initiating school work

Social Isolation

Low self-esteem
Symptoms at School
14


Other conditions – ADHD
Learning disorders/cognitive problems which are
often overlooked

Daydreaming – the child may be obsessing

Repetitive need for reassurance
Symptoms at School
15



Rereading and re-writing, repetitively erasing –
look for neatness, holes in paper
Repetitive behaviors – touching, checking, tracing
letters
Fear of doing wrong or having done wrong
Symptoms at School
16

Avoid touching certain “unclean” things

Withdrawal from activities or friends
Treatment
17
“There is nothing that is
wrong with me that
what's right with me
can’t fix”
Treatment: Psychological Interventions
18



Family-based cognitive behavioral therapy is
uniquely tailored to the child’s developmental needs
and family context (Bradley Hasbro Children’s
research Center, 2008).
Family based CBT provides the child and parents

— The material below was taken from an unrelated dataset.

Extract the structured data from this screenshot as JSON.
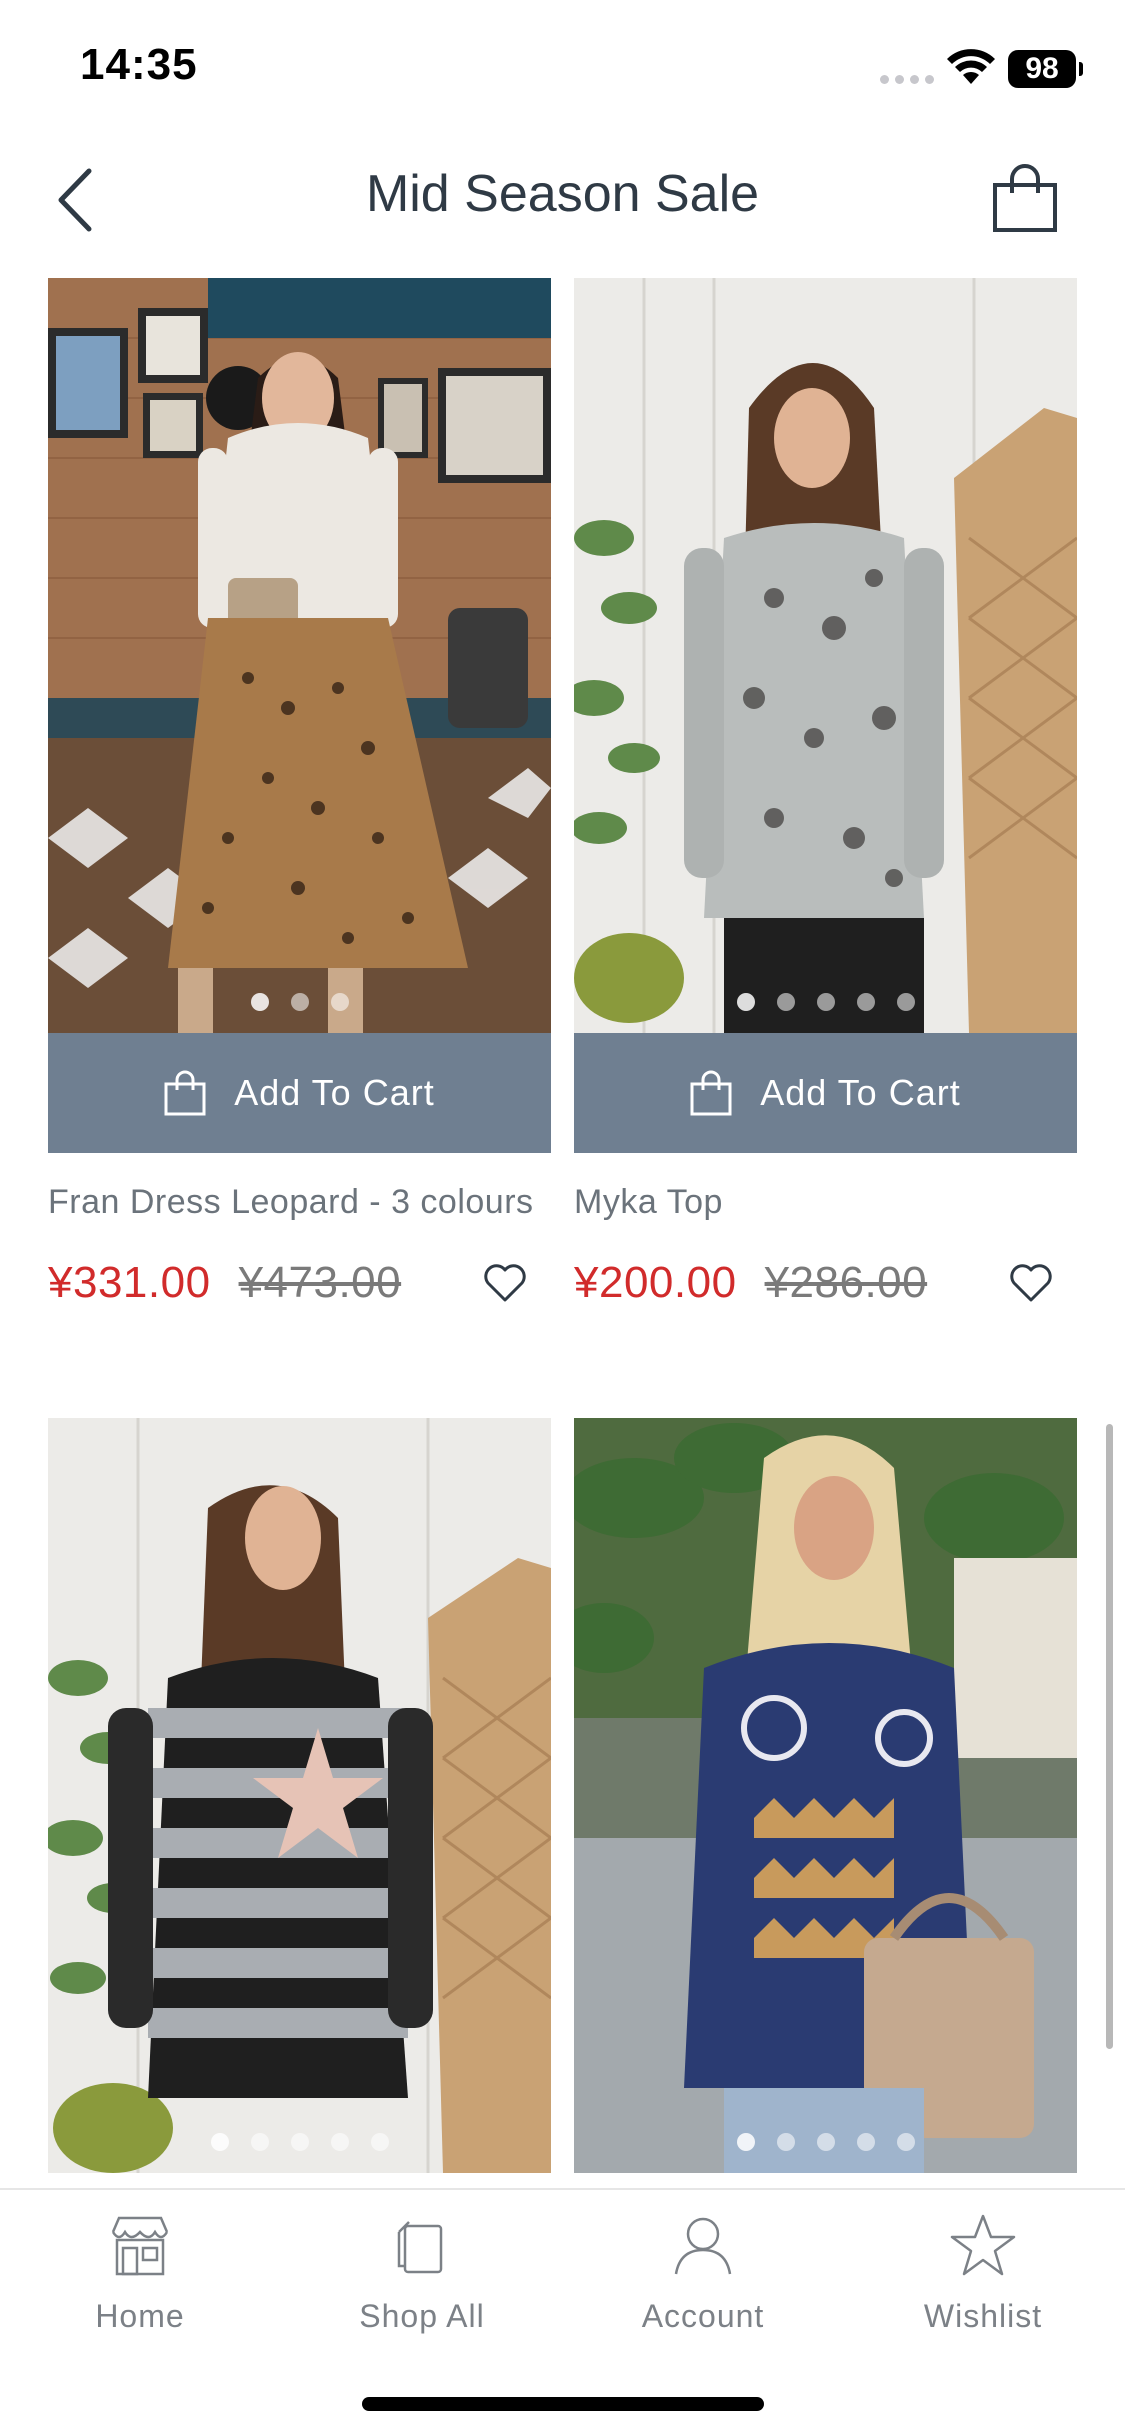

with a set of tools to help manage and reduce the
OCD symptoms
Young children require parental guidance and have
less emotional awareness
Treatment: Psychological Interventions
19







The need for education – not their fault
Differentiate between the child and OCD
Explain OCD in understandable language
Listen to and observe your child
Personifying the obsessions – give it a name
Stop blaming yourself – bad parenting does not
cause OCD
Instill hope, learn to fight back, engage in exposure
therapy – parents are co-therapists
Interventions at Home
20

Therapist must work with the schoolNO EXCEPTIONS!

Provide a sympathetic and tolerant environment

Understand the disorder

Listen to your child’s feelings

Plan for transitions
Interventions at Home
21

Adjust expectations until the symptoms improve

Praise your child’s efforts to resist symptoms

Plan for what to say to people outside the family

Understand parental limits

“It’s the OCD talking.”
Interventions at Home
22



Celebrate accomplishments
Foster hope and normalized developmental
behavior
Understand parental role in supporting therapy
interventions at home – help child commit to
exposure therapy and boss back OCD
Interventions at School: Modifications,
Accommodations, and Strategies
23



Develop a collaborative relationship with the school,
especially the teacher and counselor.
Most school officials want to help the child and
work with the therapist – they want help too!
Allow more time to complete certain type of
assignments
Interventions at School: Modifications,
Accommodations, and Strategies
24

Accommodate late arrival due to symptoms at home

Give the child a choice of projects

Adjust the homework load

Anticipate issues such as school avoidance

Assist with peer interactions
Interventions at School: Modifications,
Accommodations, and Strategies
25




Monitor transition periods
Support and reinforce behavioral strategies
developed by the clinician
Encourage the child to problem-solve
Allow alternative ways to complete work or take
tests – be creative!
Interventions at School: Modifications,
Accommodations, and Strategies
26



Eliminate undesirable options, e.g., use a pencil
without an eraser
Have the student identify and substitute less
disruptive compulsive behaviors
Find solutions for restroom problems
Interventions at School: Modifications,
Accommodations, and Strategies
27



Do not punish the child for behavior they have no
control over
Never tolerate teasing directed towards a child
with OCD
Monitor for special educational services/resources
Interventions at School: Modifications,
Accommodations, and Strategies
28

Flexibility and a supportive environment are
essential for a student to achieve success in school
“There is nothing that is wrong with me that
what's right with me can’t fix”
We are Done!
29
Questions
&
Answers
References and Resources
30



The OCD Foundation of Michigan – 313.438.3293
www.ocdmich.org
The International OCD Foundation:
www.ocfoundation.org
Anxiety Disorders Association of America
www.adaa.org
James A. Gall, Ph.D., PLLC
31

Office phone: 810. 543. 1050
Download

Obsessive-Compulsive Disorder in Children and Adolescents